BAAL-MAKHSHOVES (pen name of Israel Isidor Elyashev ; 1873–1924), Yiddish literary critic, pioneer, and creator of Yiddish literary criticism as an art form. Born in Kovno, Baal-Makhshoves was educated at a Courland yeshivah which combined the moral severity of the *Musar movement with a modern curriculum, including mathematics, geography, and German. The influence of the Musar movement intensified his skepticism, melancholy, and analytic sagacity. After completing his studies at a Swiss high school, he studied medicine at Heidelberg and Berlin. Although he practiced medicine in Kovno, Vilna, Riga, Warsaw, and St. Petersburg, and also translated a few popular works of science into Yiddish, his main interest was in belles lettres. In 1896 he began to write in German and Russian and in 1901 published his first Yiddish critical reviews in Der Yud. Influenced by the writer I.L. *Peretz, Baal-Makhshoves continued to write in Yiddish. In a brilliant essay, "Tsvey Shprakhn – Eyneyntsike Literatur" ("Two Languages – One Literature"), he stressed the unity of Jewish literature despite its linguistic duality. In another famous essay, "Dray Shtetlakh" ("Three Towns") he called attention to the three different interpretations of shtetl culture in the works of Peretz, Sholem Asch, and I.M. Vaisenberg. An early admirer of Theodor Herzl, he translated Altneuland into Yiddish (1902) and participated in the Fifth and Twelfth Zionist Congresses. His war years were spent as a medical officer in the Russian Army. Another burst of literary activity as Yiddish editor of Klal-verlag (Berlin, 1922–23), was cut short by his illness and subsequent death. Baal-Makhshoves introduced European aesthetic standards and norms into his interpretation of Yiddish literature. He discovered new talents and encouraged H. *Leivick, David *Bergelson, and the postrevolutionary Kiev Group. He held that both Hebrew and Yiddish should be recognized as Jewish national languages, the former because it linked the Jewish people with its historic past and the latter because it united Jews in the Diaspora. He saw himself fulfilling a role in Yiddish literature similar to that of critics like Byelinski and Lessing in Russian and German literature, respectively, and as heralding a Jewish literary renaissance whose pioneers were Sholem Yankev *Abramovitsh (Mendele Mokher Seforim), *Sholem Aleichem, I.L. *Peretz, Sholem *Asch, and Ḥ.N. *Bialik, to each of whom he devoted a penetrating essay. He accepted Taine's theory that historical, geographical, and ethnic environment determined the character of literary creativity, and formulated the view that true creativity led from regionalism to national culture, illustrating it in his essay on the impact of South Russian Jewish life on Yiddish literature. He translated authors like Turgenev (Fotersun Kinder, "Fathers and Children," 1922) and Tolstoy (Kozakn, "Cossacks," c. 1920) into Yiddish.

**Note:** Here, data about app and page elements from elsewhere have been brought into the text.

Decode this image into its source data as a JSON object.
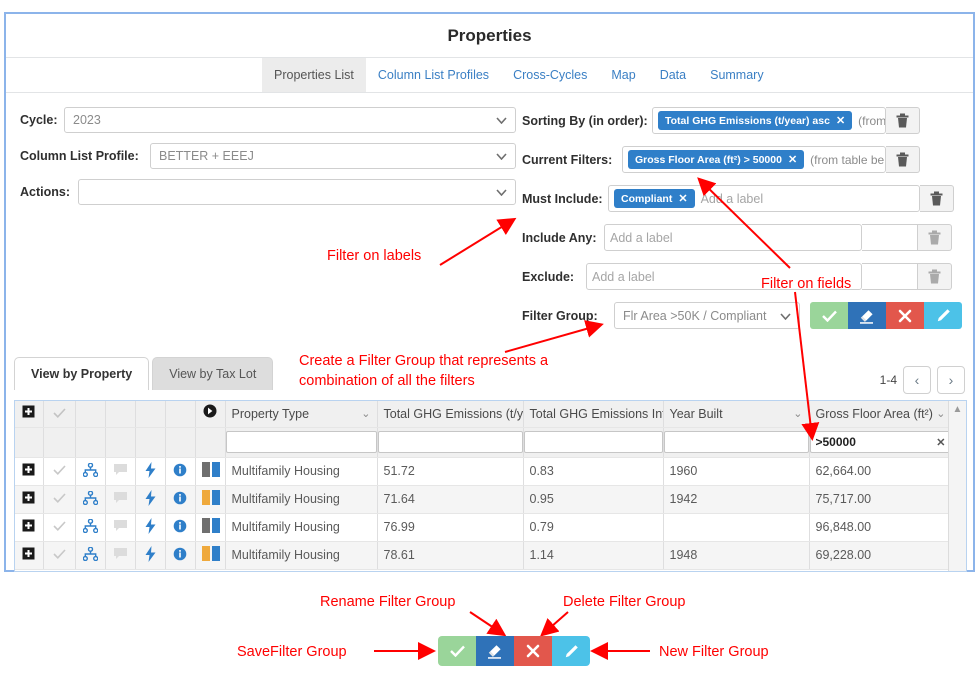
{
  "window": {
    "title": "Properties"
  },
  "tabs": [
    {
      "label": "Properties List",
      "active": true
    },
    {
      "label": "Column List Profiles",
      "active": false
    },
    {
      "label": "Cross-Cycles",
      "active": false
    },
    {
      "label": "Map",
      "active": false
    },
    {
      "label": "Data",
      "active": false
    },
    {
      "label": "Summary",
      "active": false
    }
  ],
  "left_form": {
    "cycle": {
      "label": "Cycle:",
      "value": "2023"
    },
    "column_list_profile": {
      "label": "Column List Profile:",
      "value": "BETTER + EEEJ"
    },
    "actions": {
      "label": "Actions:",
      "value": ""
    }
  },
  "right_form": {
    "sorting_by": {
      "label": "Sorting By (in order):",
      "badges": [
        "Total GHG Emissions (t/year) asc"
      ],
      "hint": "(from table below)"
    },
    "current_filters": {
      "label": "Current Filters:",
      "badges": [
        "Gross Floor Area (ft²) > 50000"
      ],
      "hint": "(from table below)"
    },
    "must_include": {
      "label": "Must Include:",
      "badges": [
        "Compliant"
      ],
      "placeholder": "Add a label"
    },
    "include_any": {
      "label": "Include Any:",
      "placeholder": "Add a label"
    },
    "exclude": {
      "label": "Exclude:",
      "placeholder": "Add a label"
    },
    "filter_group": {
      "label": "Filter Group:",
      "value": "Flr Area >50K / Compliant",
      "buttons": [
        {
          "name": "save",
          "icon": "check-icon",
          "color": "#9ad59a"
        },
        {
          "name": "rename",
          "icon": "eraser-icon",
          "color": "#2f72b8"
        },
        {
          "name": "delete",
          "icon": "close-x-icon",
          "color": "#e2574c"
        },
        {
          "name": "new",
          "icon": "pencil-icon",
          "color": "#4cc2e8"
        }
      ]
    },
    "delete_button_title": "Delete"
  },
  "view_tabs": [
    {
      "label": "View by Property",
      "active": true
    },
    {
      "label": "View by Tax Lot",
      "active": false
    }
  ],
  "pagination": {
    "range": "1-4",
    "prev": "‹",
    "next": "›"
  },
  "table": {
    "columns": [
      {
        "label": "Property Type",
        "filter_value": "",
        "sortable": true
      },
      {
        "label": "Total GHG Emissions (t/y..",
        "filter_value": "",
        "sortable": false
      },
      {
        "label": "Total GHG Emissions Int..",
        "filter_value": "",
        "sortable": false
      },
      {
        "label": "Year Built",
        "filter_value": "",
        "sortable": true
      },
      {
        "label": "Gross Floor Area (ft²)",
        "filter_value": ">50000",
        "sortable": true
      }
    ],
    "rows": [
      {
        "property_type": "Multifamily Housing",
        "total_ghg": "51.72",
        "ghg_intensity": "0.83",
        "year_built": "1960",
        "gross_floor_area": "62,664.00",
        "bar1": "#6f6f6f",
        "bar2": "#2f7fc9"
      },
      {
        "property_type": "Multifamily Housing",
        "total_ghg": "71.64",
        "ghg_intensity": "0.95",
        "year_built": "1942",
        "gross_floor_area": "75,717.00",
        "bar1": "#efa93c",
        "bar2": "#2f7fc9"
      },
      {
        "property_type": "Multifamily Housing",
        "total_ghg": "76.99",
        "ghg_intensity": "0.79",
        "year_built": "",
        "gross_floor_area": "96,848.00",
        "bar1": "#6f6f6f",
        "bar2": "#2f7fc9"
      },
      {
        "property_type": "Multifamily Housing",
        "total_ghg": "78.61",
        "ghg_intensity": "1.14",
        "year_built": "1948",
        "gross_floor_area": "69,228.00",
        "bar1": "#efa93c",
        "bar2": "#2f7fc9"
      }
    ]
  },
  "annotations": {
    "filter_on_labels": "Filter on labels",
    "filter_on_fields": "Filter on fields",
    "create_filter_group_line1": "Create a Filter Group that represents a",
    "create_filter_group_line2": "combination of all the filters",
    "rename_filter_group": "Rename Filter Group",
    "delete_filter_group": "Delete Filter Group",
    "save_filter_group": "SaveFilter Group",
    "new_filter_group": "New Filter Group",
    "color": "#ff0000"
  }
}
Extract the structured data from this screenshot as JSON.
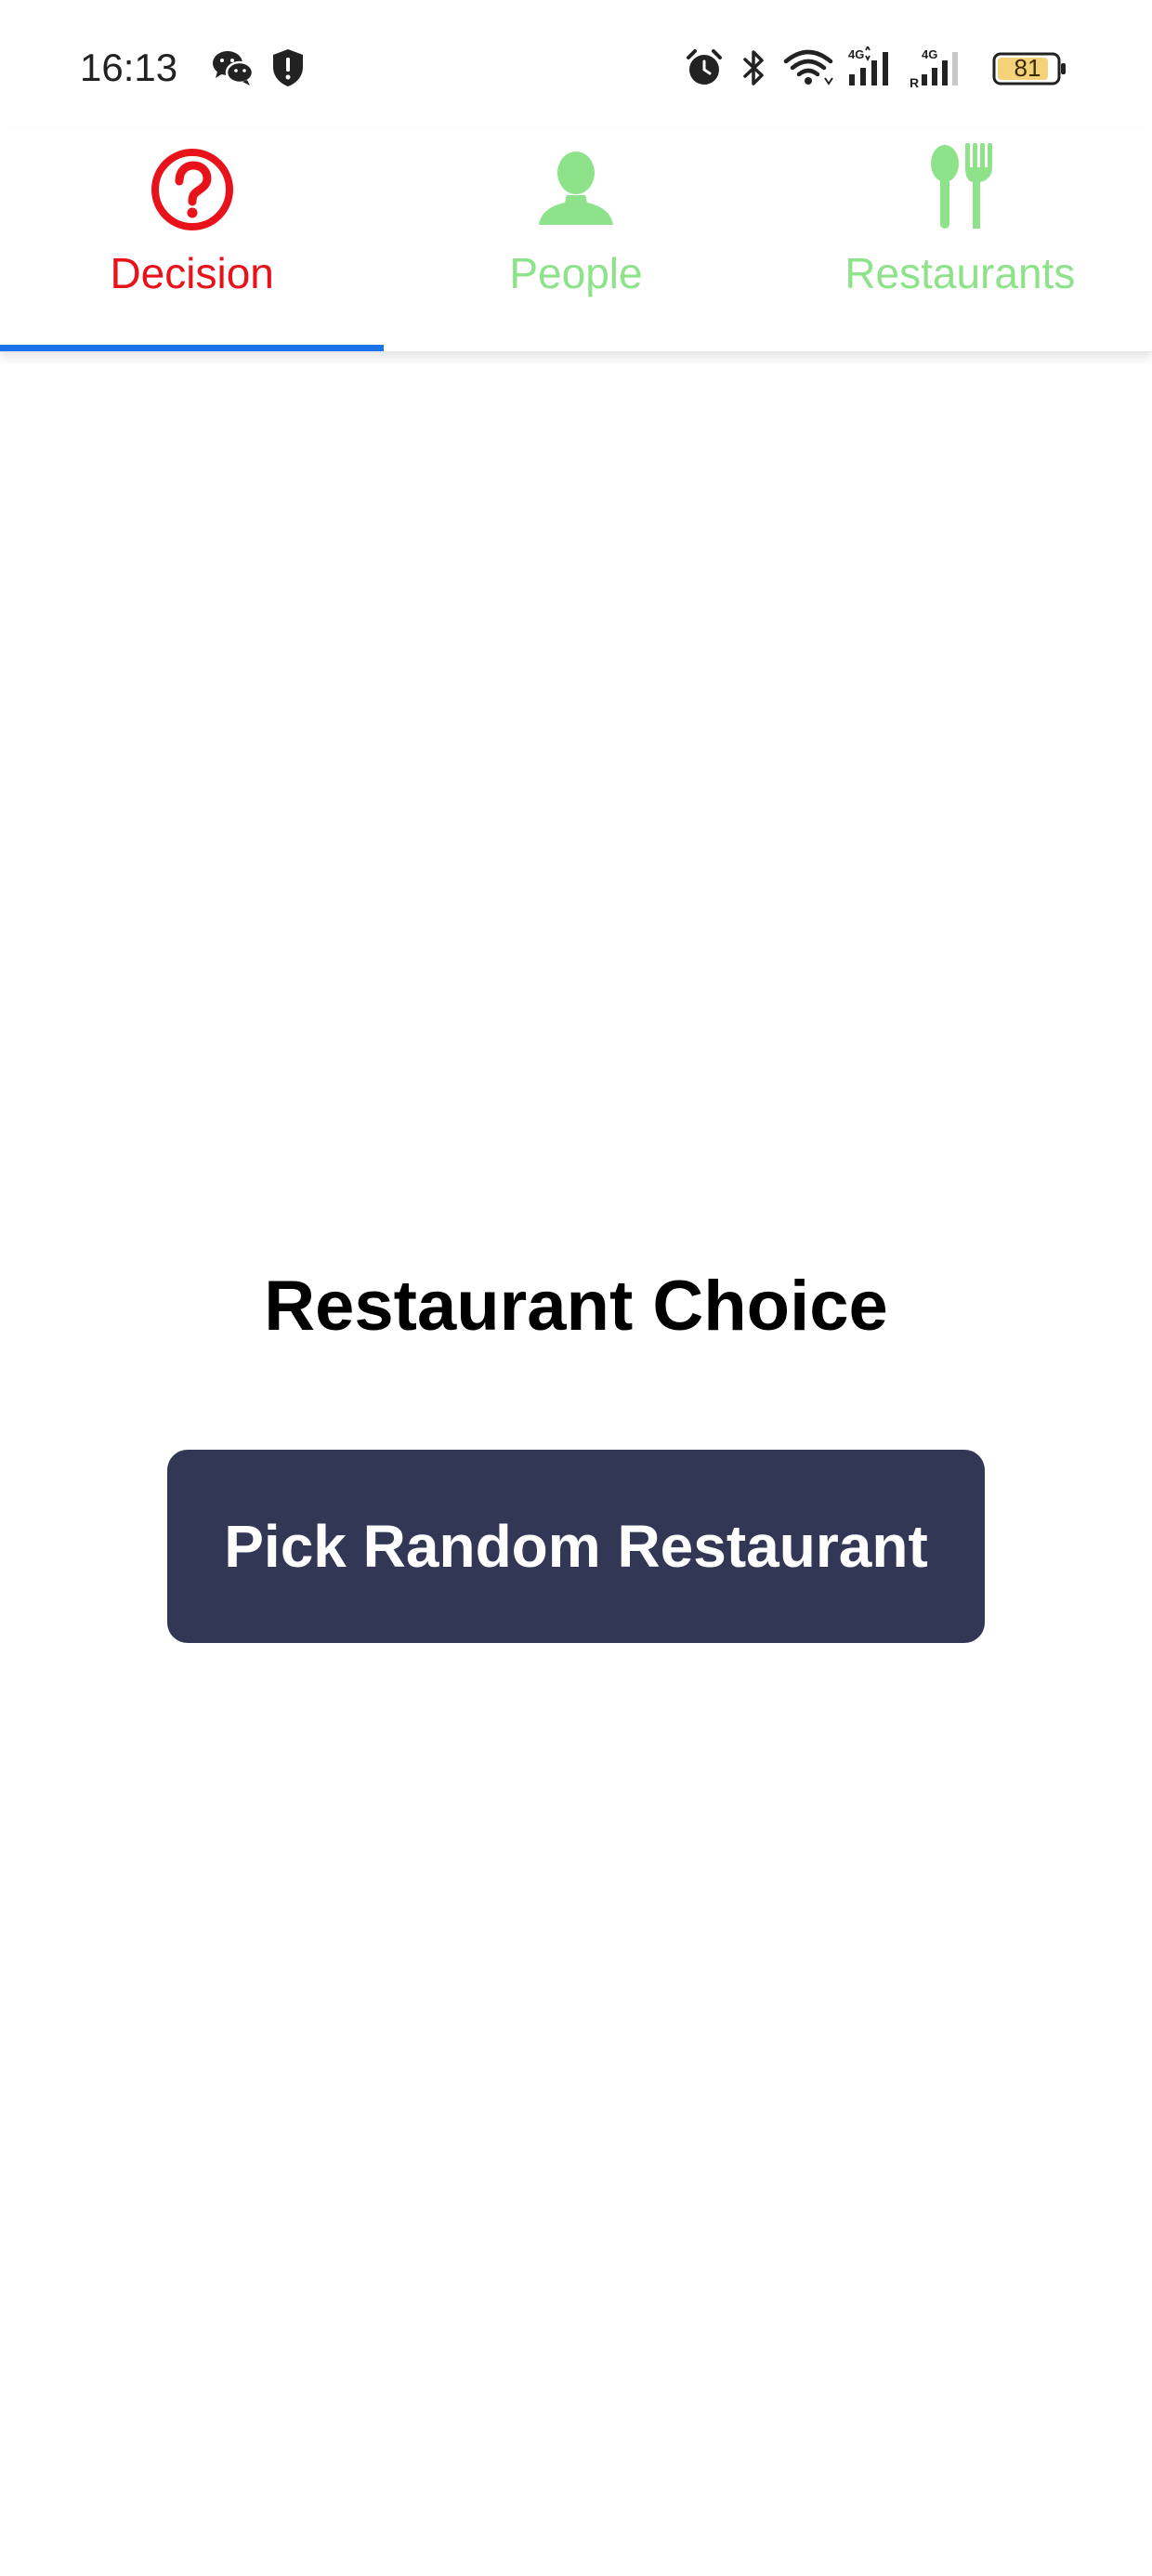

Less well-known but no less valuable are his Ironishe Mayselekh ("Ironic Tales," after 1910), in which he expressed his increasing pessimism and disillusionment. His selected works appeared in five volumes (1915, 19232, 19293) and in a single volume in 1953.
Rejzen, Leksikon, 2 (1927), 744–66; S. Niger, Lezer, Dikhter un Kritiker (1928), 495–565; Eliashev, in: Lite, 1 (1951), 1313–72; N.B. Minkoff, Zeks Yidishe Kritiker (1954), 227–90; lnyl, 1 (1956), 359–66; S. Niger, Kritik un Kritiker (1959), 360–82. add. bibliography: M. Krutikov, in: Polin, 17 (2004), 243–58.
[Simha Katz and
Shlomo Bickel /
Shifra Kuperman (2nd ed.)]